Exercise inputs:
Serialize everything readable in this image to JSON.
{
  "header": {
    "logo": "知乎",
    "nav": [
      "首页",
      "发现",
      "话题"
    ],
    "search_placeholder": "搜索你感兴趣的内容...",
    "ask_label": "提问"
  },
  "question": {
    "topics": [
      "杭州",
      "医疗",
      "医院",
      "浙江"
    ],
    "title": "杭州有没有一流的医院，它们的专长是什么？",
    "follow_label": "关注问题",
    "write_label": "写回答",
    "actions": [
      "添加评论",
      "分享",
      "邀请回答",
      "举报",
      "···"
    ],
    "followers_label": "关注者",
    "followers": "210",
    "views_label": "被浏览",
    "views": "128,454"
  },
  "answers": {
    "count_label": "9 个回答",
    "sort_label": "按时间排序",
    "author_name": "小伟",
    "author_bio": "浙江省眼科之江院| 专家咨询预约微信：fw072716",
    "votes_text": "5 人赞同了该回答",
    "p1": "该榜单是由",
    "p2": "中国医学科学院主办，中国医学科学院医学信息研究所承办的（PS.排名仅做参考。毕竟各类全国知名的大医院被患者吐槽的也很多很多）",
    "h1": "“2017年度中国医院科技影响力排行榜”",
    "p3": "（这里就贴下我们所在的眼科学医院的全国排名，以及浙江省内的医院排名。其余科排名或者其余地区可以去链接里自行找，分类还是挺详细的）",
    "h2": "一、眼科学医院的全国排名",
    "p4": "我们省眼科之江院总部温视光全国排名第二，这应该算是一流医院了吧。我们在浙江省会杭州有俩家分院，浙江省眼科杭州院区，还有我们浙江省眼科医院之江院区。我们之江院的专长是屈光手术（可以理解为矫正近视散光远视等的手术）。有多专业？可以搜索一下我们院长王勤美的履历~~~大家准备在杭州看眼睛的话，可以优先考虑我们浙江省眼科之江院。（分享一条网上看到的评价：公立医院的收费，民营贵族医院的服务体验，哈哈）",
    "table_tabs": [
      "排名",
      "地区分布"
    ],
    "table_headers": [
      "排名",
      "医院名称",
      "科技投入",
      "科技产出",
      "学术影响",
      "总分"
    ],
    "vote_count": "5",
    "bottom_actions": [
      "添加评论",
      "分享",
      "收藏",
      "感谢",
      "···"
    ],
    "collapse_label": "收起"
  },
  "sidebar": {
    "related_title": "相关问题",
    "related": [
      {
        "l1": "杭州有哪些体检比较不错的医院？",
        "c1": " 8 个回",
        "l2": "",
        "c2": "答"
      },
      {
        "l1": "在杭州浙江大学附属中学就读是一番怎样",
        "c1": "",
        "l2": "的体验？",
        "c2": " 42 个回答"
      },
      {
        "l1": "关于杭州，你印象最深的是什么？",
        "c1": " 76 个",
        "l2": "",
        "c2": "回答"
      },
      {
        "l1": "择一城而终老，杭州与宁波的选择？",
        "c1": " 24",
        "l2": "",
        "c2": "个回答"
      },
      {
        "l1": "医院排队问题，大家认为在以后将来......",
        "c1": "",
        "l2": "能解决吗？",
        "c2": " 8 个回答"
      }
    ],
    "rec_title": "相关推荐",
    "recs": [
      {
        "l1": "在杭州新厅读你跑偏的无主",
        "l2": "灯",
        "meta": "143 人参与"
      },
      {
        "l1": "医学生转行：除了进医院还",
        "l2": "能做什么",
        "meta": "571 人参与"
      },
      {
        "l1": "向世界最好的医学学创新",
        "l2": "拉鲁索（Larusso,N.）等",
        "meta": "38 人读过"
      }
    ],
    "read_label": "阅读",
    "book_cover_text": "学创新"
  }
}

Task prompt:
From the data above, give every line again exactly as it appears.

Task answer:
Serialize everything readable in this image to JSON.
{
  "header": {
    "logo": "知乎",
    "nav": [
      "首页",
      "发现",
      "话题"
    ],
    "search_placeholder": "搜索你感兴趣的内容...",
    "ask_label": "提问"
  },
  "question": {
    "topics": [
      "杭州",
      "医疗",
      "医院",
      "浙江"
    ],
    "title": "杭州有没有一流的医院，它们的专长是什么？",
    "follow_label": "关注问题",
    "write_label": "写回答",
    "actions": [
      "添加评论",
      "分享",
      "邀请回答",
      "举报",
      "···"
    ],
    "followers_label": "关注者",
    "followers": "210",
    "views_label": "被浏览",
    "views": "128,454"
  },
  "answers": {
    "count_label": "9 个回答",
    "sort_label": "按时间排序",
    "author_name": "小伟",
    "author_bio": "浙江省眼科之江院| 专家咨询预约微信：fw072716",
    "votes_text": "5 人赞同了该回答",
    "p1": "该榜单是由",
    "p2": "中国医学科学院主办，中国医学科学院医学信息研究所承办的（PS.排名仅做参考。毕竟各类全国知名的大医院被患者吐槽的也很多很多）",
    "h1": "“2017年度中国医院科技影响力排行榜”",
    "p3": "（这里就贴下我们所在的眼科学医院的全国排名，以及浙江省内的医院排名。其余科排名或者其余地区可以去链接里自行找，分类还是挺详细的）",
    "h2": "一、眼科学医院的全国排名",
    "p4": "我们省眼科之江院总部温视光全国排名第二，这应该算是一流医院了吧。我们在浙江省会杭州有俩家分院，浙江省眼科杭州院区，还有我们浙江省眼科医院之江院区。我们之江院的专长是屈光手术（可以理解为矫正近视散光远视等的手术）。有多专业？可以搜索一下我们院长王勤美的履历~~~大家准备在杭州看眼睛的话，可以优先考虑我们浙江省眼科之江院。（分享一条网上看到的评价：公立医院的收费，民营贵族医院的服务体验，哈哈）",
    "table_tabs": [
      "排名",
      "地区分布"
    ],
    "table_headers": [
      "排名",
      "医院名称",
      "科技投入",
      "科技产出",
      "学术影响",
      "总分"
    ],
    "vote_count": "5",
    "bottom_actions": [
      "添加评论",
      "分享",
      "收藏",
      "感谢",
      "···"
    ],
    "collapse_label": "收起"
  },
  "sidebar": {
    "related_title": "相关问题",
    "related": [
      {
        "l1": "杭州有哪些体检比较不错的医院？",
        "c1": " 8 个回",
        "l2": "",
        "c2": "答"
      },
      {
        "l1": "在杭州浙江大学附属中学就读是一番怎样",
        "c1": "",
        "l2": "的体验？",
        "c2": " 42 个回答"
      },
      {
        "l1": "关于杭州，你印象最深的是什么？",
        "c1": " 76 个",
        "l2": "",
        "c2": "回答"
      },
      {
        "l1": "择一城而终老，杭州与宁波的选择？",
        "c1": " 24",
        "l2": "",
        "c2": "个回答"
      },
      {
        "l1": "医院排队问题，大家认为在以后将来......",
        "c1": "",
        "l2": "能解决吗？",
        "c2": " 8 个回答"
      }
    ],
    "rec_title": "相关推荐",
    "recs": [
      {
        "l1": "在杭州新厅读你跑偏的无主",
        "l2": "灯",
        "meta": "143 人参与"
      },
      {
        "l1": "医学生转行：除了进医院还",
        "l2": "能做什么",
        "meta": "571 人参与"
      },
      {
        "l1": "向世界最好的医学学创新",
        "l2": "拉鲁索（Larusso,N.）等",
        "meta": "38 人读过"
      }
    ],
    "read_label": "阅读",
    "book_cover_text": "学创新"
  }
}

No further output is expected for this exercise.